Gran Habano #3 Robusto

Gran Habano Cigars is a cigar company that often flies under the radar of many cigar enthusiasts.  Many have heard of Gran Habano because they were famous for crafting the world’s largest cigar.  Gran Habano is a company  that is a fourth generation cigar maker run by Guillermo Rico and his son George.   I have not paid enough attention to what Gran Habano has been doing,  Earlier this year, I reviewed the Azteca – a most unique cigar that has a terrific mix of Panamanian and Mexican tobaccos.  Upon that experience, I was pretty excited about sampling some more cigars in the line.   This time around, I opted to go with an older cigar in their line – the Gran Habano #3.   Once again, I found a nice surprise.

First up, let’s take a look at the composition of the blend of this cigar.  While not as radical as what the Azteca does, this cigar to present a unique blend – particularly in the filler which has Mexican and Costa Rican fillers.
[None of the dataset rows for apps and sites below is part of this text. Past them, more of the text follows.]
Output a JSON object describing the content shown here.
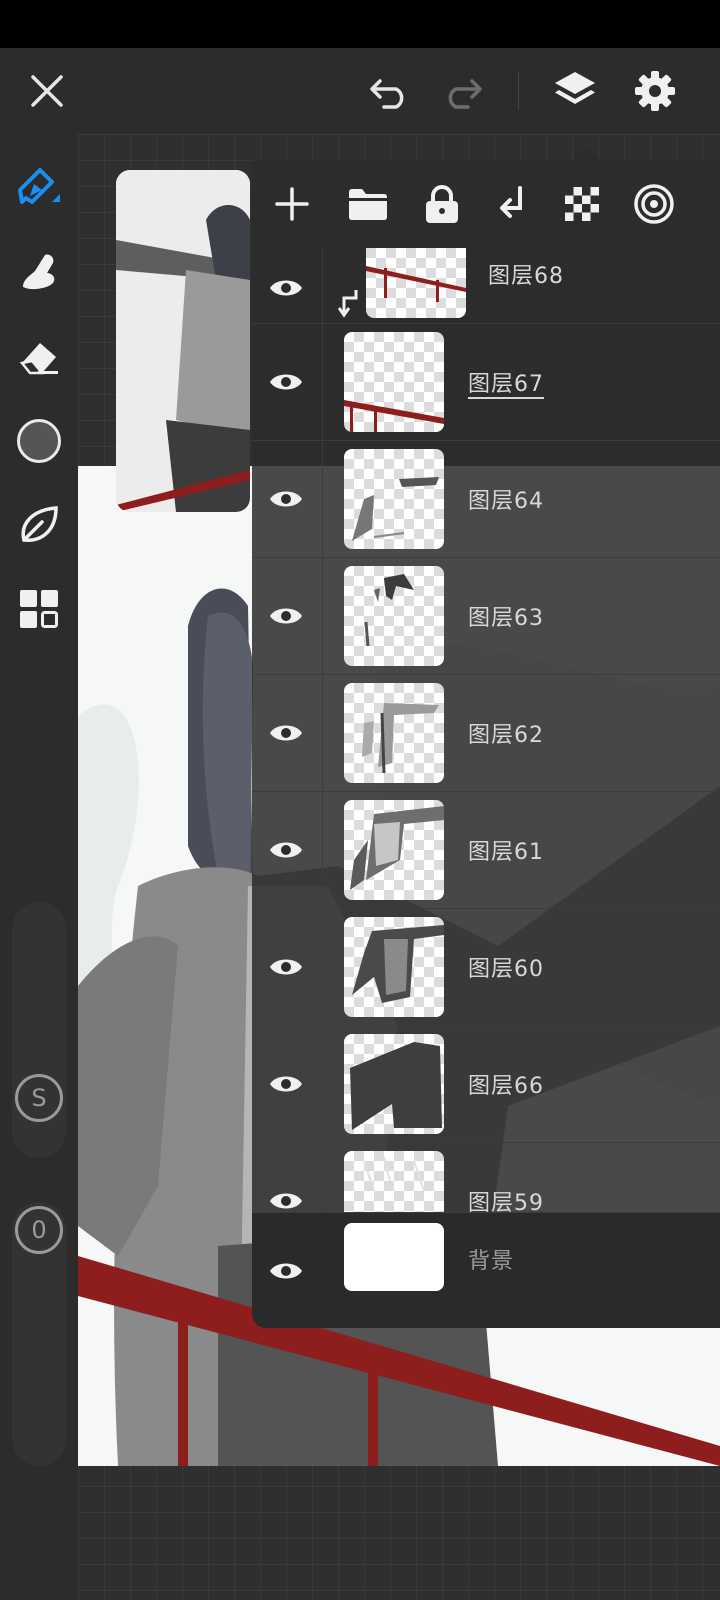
{
  "app": {
    "accent": "#1a8ff0",
    "icon_color": "#e6e6e6"
  },
  "topbar": {
    "icons": [
      "close-icon",
      "undo-icon",
      "redo-icon",
      "layers-icon",
      "settings-icon"
    ]
  },
  "toolbar": {
    "tools": [
      "brush-icon",
      "smudge-icon",
      "eraser-icon",
      "color-swatch",
      "leaf-icon",
      "grid-icon"
    ],
    "current_color": "#555555",
    "size_label": "S",
    "opacity_label": "0"
  },
  "layers_panel": {
    "actions": [
      "add-layer-icon",
      "folder-icon",
      "lock-icon",
      "clip-icon",
      "transparency-icon",
      "blend-icon"
    ],
    "layers": [
      {
        "name": "图层68",
        "visible": true,
        "clipped": true,
        "active": false
      },
      {
        "name": "图层67",
        "visible": true,
        "clipped": false,
        "active": true
      },
      {
        "name": "图层64",
        "visible": true,
        "clipped": false,
        "active": false
      },
      {
        "name": "图层63",
        "visible": true,
        "clipped": false,
        "active": false
      },
      {
        "name": "图层62",
        "visible": true,
        "clipped": false,
        "active": false
      },
      {
        "name": "图层61",
        "visible": true,
        "clipped": false,
        "active": false
      },
      {
        "name": "图层60",
        "visible": true,
        "clipped": false,
        "active": false
      },
      {
        "name": "图层66",
        "visible": true,
        "clipped": false,
        "active": false
      },
      {
        "name": "图层59",
        "visible": true,
        "clipped": false,
        "active": false
      }
    ],
    "background": {
      "name": "背景",
      "visible": true
    }
  }
}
Wrapper: Nicaraguan Habano
Binder: Nicaraguan Habano
Filler: Nicaraguan, Mexican, Costa Rica

The Gran Habano #3 has a wide variety of vitolas available, so there should be something for everyone:

Churchill 7 x 48
Pyramid 6 1/8 x 52
Gran Robusto 6 x 54
Gran Corona 6 x 44
Rothchild: 4 1/2 x 50
Robusto 5 x 52
Lunch Break 4 1/2 x 40
Imperiales 6 x 60

For this cigar experience, I opted for the Robusto.   I placed a straight cut into the beautiful cap, but before toasting this, I did perform a pre-light ritual.   I’m not big on pre-light flavor notes, but this one blew me away.  It had wonderful cocoa and coffee flavors.  While I don’t do a lot of pre-light draws, this one impressed me.

After toasting this cigar, I began the full cigar experience.    The initial notes were a healthy dose of pepper and salt.  No doubt the Nicaraguan tobaccos were hard at work as this is very typical.   In a lot of ways, the pepper blast was Pepin-like in nature.  I was surprised though, the pepper blast lasted longer than most I get.  Soon enough, I detected some chocolate and coffee notes on this cigar.  The pepper notes do diminish as the first third of the smoke is reached.    As the second third begins, I noticed citrus like flavors.  These citrus flavors were actually more lemon in nature.   At the same time, I could still feel pepper notes through my nose.   For the most part, there isn’t much change to the smoke moving forward as it holds like this for much of the remainder of the smoke.   The finish was terrific.  While the nub was more on the soft-side, it was not burning hot at all.

From a body and strength point of view, both were solid Medium to Full.   I’m wondering if the presence of the Costa Rican tobacco tones down the strength a bit.  For the flavors this cigar produced, I loved the balance of strength I got from the tobacco.

From a burn standpoint, a few touch-ups were needed.  The Robusto did not burn quickly and it did not burn hot.  The draw gave me no issues either.

Overall, I would have loved a little more complexity in the smoke from this particular cigar, but this cigar surprised me.  It brought something different to the table – particularly with the citrus notes balanced with some of the strength of the tobacco.  The price is right too – about $5.00 – $6.00 suggested retail price for a cigar.  I definitely would reach for this cigar again.

Burn: Good
Draw: Good
Complexity: Low
Strength: Medium to Full
Body: Medium to Full
Assessment: Nice to Have